**What is expected:** Each line of the records below that holds "title" should be returned.

▼

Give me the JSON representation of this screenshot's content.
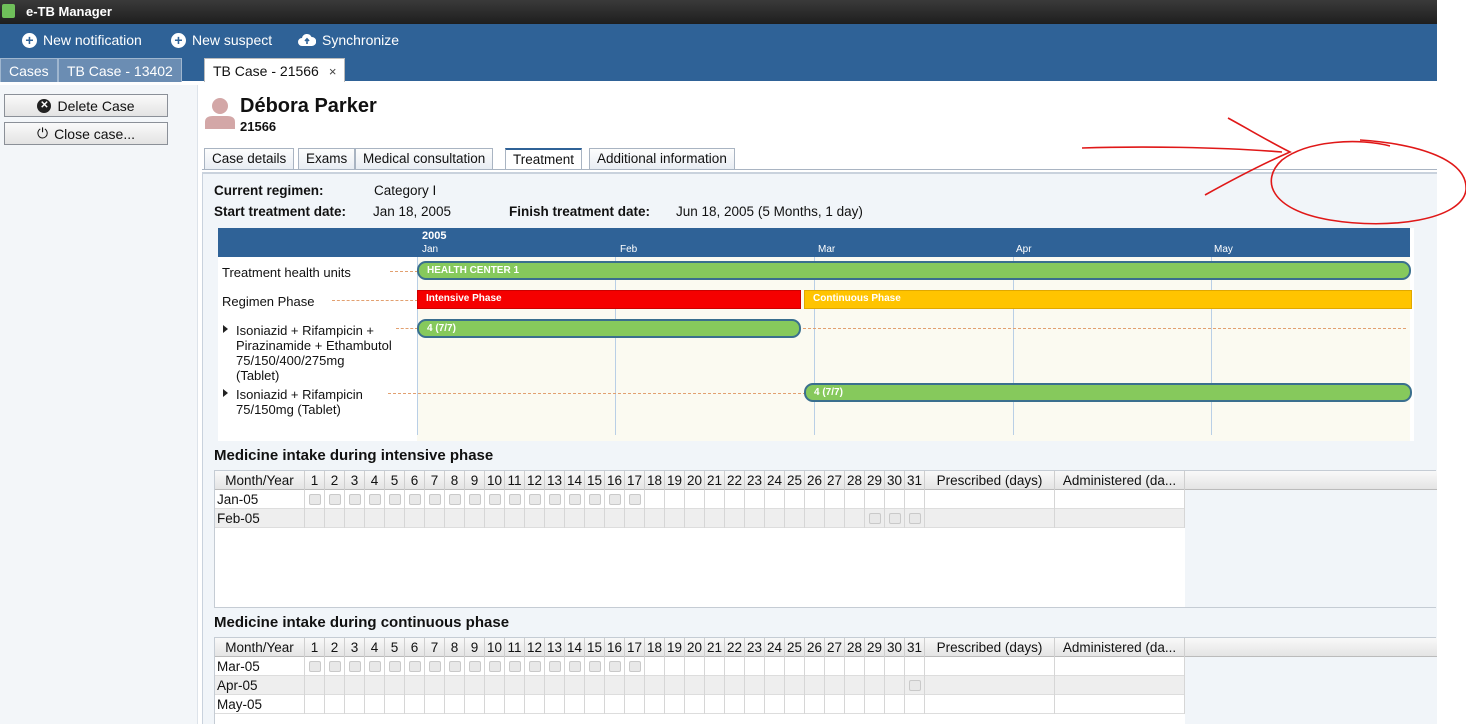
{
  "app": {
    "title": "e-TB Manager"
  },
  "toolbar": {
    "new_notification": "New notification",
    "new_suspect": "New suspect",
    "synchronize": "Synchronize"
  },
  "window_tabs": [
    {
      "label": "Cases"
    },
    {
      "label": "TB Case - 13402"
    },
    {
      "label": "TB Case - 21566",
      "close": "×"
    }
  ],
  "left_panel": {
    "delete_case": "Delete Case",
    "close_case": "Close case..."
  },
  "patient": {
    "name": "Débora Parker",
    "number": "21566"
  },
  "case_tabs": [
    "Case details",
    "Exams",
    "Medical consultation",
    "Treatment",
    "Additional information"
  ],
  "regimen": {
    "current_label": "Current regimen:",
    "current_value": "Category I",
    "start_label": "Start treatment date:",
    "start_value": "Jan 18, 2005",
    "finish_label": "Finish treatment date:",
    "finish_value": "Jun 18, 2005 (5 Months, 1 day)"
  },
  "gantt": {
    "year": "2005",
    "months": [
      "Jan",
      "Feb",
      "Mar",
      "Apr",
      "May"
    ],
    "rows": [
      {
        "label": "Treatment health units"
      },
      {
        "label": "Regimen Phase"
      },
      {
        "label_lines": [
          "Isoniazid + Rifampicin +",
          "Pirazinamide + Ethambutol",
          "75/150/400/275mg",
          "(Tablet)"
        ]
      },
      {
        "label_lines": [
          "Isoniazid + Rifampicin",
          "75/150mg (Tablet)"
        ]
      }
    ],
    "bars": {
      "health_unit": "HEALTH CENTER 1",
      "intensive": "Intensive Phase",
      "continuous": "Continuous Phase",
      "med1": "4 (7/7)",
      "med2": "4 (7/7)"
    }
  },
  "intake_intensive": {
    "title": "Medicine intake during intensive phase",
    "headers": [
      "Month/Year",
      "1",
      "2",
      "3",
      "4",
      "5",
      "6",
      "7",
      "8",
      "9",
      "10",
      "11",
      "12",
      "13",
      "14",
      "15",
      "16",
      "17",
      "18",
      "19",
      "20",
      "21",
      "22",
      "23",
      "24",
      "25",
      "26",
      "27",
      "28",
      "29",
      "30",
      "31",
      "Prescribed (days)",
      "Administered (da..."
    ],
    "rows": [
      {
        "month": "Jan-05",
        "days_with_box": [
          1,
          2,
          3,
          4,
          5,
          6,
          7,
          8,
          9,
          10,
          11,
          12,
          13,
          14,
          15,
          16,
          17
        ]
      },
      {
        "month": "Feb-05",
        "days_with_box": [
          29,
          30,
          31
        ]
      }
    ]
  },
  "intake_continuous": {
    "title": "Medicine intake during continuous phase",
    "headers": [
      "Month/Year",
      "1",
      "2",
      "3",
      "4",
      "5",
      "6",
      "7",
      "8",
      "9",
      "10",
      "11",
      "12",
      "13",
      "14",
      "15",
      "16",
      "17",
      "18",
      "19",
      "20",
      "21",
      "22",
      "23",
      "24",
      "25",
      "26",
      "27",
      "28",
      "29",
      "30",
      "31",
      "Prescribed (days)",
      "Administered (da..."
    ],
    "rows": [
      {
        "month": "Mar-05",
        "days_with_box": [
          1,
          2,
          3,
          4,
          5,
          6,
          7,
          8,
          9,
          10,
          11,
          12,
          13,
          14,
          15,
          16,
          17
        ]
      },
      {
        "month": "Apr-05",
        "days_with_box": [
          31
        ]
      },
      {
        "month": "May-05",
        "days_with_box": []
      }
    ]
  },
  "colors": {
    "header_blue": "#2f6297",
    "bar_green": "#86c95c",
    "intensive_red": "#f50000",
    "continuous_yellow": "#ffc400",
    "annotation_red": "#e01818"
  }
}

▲
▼

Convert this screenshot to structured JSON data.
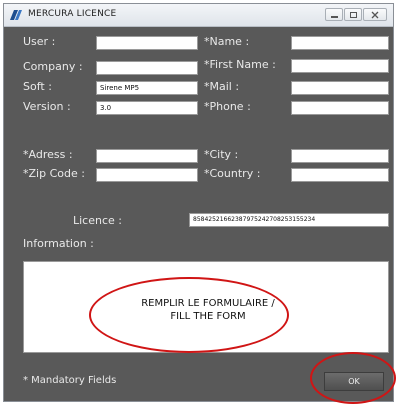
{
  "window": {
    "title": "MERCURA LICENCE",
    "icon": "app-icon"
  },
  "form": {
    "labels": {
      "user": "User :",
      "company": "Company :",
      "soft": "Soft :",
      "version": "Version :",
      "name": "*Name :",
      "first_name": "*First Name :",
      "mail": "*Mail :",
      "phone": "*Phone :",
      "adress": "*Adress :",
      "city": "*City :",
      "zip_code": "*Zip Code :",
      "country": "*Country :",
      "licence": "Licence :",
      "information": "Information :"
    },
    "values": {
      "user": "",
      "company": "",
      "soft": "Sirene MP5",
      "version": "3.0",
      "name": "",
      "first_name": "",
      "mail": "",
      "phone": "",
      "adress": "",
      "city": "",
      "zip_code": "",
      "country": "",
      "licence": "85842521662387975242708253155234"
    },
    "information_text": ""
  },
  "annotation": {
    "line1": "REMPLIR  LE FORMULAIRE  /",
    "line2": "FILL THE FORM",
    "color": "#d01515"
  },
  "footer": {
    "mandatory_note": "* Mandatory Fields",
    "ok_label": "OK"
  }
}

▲

**Exercise output:**
    "title": "e-TB Manager"
    "title": "Medicine intake during intensive phase",
    "title": "Medicine intake during continuous phase",
    "title": "MERCURA LICENCE",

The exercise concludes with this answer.